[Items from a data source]

· · · · · · ·

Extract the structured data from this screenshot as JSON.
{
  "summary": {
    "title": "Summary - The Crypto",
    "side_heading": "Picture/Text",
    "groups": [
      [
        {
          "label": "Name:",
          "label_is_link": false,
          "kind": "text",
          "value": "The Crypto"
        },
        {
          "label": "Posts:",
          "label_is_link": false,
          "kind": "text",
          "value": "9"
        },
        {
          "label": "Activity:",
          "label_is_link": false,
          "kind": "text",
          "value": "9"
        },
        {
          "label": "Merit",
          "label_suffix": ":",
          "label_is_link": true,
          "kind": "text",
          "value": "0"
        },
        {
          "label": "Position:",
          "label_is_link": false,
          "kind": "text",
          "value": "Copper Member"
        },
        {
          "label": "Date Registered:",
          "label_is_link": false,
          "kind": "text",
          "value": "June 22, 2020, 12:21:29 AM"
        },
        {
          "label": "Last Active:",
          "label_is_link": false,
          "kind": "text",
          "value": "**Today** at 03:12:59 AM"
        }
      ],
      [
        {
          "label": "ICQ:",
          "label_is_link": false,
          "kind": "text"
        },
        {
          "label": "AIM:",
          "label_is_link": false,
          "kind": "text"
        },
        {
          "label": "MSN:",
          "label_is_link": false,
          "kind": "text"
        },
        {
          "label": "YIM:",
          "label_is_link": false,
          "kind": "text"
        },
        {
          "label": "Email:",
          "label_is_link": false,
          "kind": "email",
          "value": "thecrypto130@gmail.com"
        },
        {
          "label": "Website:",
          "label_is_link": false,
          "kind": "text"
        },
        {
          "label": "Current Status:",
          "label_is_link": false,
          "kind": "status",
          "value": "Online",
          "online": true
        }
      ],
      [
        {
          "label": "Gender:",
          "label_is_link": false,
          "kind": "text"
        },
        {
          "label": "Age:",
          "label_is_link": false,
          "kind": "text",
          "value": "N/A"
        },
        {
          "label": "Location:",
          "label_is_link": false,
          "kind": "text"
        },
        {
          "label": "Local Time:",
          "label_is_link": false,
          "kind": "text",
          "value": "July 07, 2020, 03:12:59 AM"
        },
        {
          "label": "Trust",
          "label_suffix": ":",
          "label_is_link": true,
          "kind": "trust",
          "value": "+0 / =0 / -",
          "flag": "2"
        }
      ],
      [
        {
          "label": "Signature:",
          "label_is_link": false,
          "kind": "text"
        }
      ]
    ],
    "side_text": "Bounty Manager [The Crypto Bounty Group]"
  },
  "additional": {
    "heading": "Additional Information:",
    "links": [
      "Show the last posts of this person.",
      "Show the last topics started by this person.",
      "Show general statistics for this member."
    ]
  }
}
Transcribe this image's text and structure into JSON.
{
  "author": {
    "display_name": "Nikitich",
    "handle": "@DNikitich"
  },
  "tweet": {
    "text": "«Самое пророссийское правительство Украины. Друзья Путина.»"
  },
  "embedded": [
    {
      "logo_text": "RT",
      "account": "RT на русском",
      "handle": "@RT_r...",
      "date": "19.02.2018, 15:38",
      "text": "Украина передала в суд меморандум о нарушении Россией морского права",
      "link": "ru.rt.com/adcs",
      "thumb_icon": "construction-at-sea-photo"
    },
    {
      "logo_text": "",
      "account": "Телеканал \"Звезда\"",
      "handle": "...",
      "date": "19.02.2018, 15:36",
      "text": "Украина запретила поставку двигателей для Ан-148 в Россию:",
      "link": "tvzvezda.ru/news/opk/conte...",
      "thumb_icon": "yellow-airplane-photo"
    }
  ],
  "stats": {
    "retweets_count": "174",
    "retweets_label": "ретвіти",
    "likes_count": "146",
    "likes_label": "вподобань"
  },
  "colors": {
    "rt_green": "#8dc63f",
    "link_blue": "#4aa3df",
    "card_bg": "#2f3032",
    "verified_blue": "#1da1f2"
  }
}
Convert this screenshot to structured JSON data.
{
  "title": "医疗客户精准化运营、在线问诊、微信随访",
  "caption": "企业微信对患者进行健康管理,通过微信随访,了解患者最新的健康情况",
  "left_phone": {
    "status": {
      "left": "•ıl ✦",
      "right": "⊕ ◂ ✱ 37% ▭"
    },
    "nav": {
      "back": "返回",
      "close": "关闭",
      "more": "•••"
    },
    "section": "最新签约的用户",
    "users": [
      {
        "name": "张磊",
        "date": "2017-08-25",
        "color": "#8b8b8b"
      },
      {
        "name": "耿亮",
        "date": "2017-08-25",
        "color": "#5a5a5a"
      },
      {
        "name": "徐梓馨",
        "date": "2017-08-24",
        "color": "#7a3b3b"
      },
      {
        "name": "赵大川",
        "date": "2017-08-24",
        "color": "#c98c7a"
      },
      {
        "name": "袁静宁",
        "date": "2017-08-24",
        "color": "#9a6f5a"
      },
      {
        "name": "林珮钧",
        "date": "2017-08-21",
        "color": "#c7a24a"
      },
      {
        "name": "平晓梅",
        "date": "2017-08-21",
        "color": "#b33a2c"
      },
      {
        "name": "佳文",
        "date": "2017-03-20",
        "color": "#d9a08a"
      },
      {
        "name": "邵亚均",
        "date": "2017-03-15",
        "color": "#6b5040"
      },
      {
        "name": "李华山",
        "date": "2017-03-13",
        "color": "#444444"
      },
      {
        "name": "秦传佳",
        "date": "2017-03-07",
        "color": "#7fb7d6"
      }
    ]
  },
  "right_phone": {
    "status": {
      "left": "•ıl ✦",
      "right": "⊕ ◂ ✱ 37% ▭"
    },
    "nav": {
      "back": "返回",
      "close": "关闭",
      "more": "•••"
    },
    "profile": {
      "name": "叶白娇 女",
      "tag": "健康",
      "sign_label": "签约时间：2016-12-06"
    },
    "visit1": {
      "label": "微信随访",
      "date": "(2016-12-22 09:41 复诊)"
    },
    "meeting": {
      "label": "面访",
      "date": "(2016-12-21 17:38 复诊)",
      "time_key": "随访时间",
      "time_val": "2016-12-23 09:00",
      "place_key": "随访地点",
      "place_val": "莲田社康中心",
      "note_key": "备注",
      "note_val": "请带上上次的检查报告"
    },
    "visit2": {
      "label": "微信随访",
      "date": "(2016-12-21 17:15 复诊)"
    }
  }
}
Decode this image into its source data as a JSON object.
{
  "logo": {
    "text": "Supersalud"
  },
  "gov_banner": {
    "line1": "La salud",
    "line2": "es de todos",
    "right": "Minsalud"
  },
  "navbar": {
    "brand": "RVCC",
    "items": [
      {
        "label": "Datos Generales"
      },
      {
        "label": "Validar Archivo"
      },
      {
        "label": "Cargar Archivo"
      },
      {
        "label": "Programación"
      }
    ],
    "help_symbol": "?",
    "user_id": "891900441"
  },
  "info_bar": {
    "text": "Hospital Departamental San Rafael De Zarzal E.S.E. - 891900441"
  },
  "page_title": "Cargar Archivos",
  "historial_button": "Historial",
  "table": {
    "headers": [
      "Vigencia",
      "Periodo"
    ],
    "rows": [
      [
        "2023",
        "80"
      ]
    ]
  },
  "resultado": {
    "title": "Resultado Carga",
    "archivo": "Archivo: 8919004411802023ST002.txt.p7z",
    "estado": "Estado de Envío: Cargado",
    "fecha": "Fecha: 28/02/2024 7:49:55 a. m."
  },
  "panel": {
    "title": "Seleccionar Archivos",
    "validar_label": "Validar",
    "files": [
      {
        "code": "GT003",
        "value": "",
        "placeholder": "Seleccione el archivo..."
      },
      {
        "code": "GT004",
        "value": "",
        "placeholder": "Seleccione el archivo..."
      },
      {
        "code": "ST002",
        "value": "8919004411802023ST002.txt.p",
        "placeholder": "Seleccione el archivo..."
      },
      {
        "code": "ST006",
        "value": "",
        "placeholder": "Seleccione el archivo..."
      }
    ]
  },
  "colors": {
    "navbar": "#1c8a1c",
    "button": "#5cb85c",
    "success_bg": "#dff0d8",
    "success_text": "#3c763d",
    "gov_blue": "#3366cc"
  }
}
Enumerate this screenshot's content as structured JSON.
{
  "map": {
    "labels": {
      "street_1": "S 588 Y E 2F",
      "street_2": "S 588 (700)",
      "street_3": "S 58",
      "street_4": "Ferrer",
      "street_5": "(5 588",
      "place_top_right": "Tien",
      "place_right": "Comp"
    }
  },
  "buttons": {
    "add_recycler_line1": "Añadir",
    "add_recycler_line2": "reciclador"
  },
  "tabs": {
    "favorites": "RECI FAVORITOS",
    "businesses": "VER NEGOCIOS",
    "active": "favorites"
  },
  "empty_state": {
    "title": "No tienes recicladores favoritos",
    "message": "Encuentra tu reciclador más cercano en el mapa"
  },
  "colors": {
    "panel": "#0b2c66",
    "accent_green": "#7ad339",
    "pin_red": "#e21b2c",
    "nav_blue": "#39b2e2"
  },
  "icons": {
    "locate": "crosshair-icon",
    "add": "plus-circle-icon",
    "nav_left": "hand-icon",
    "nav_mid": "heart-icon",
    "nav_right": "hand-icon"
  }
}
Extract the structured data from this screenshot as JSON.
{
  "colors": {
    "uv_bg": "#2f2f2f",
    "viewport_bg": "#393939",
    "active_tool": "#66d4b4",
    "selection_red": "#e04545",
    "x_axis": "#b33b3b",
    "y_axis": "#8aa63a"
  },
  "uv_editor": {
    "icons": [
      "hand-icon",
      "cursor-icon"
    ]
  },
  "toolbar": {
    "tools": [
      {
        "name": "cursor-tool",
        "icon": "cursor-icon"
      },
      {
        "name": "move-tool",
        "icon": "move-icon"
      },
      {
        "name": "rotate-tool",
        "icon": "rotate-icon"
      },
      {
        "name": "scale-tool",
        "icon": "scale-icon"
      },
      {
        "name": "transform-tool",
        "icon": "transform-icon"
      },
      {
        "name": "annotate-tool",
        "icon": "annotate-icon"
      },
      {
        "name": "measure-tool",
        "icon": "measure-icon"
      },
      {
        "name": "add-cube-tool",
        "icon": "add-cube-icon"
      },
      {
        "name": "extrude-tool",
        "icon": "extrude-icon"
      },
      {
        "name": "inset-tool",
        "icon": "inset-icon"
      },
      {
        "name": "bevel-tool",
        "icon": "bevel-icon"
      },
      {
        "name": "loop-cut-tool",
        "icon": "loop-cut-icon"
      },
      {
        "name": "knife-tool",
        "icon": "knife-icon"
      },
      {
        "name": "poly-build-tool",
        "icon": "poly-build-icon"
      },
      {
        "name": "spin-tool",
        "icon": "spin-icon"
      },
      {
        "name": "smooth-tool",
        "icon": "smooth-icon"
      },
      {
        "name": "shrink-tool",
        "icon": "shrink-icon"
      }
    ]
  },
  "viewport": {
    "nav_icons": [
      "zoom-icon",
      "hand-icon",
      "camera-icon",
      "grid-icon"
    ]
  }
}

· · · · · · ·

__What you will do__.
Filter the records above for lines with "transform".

__Solved problem__.
        "name": "transform-tool",
        "icon": "transform-icon"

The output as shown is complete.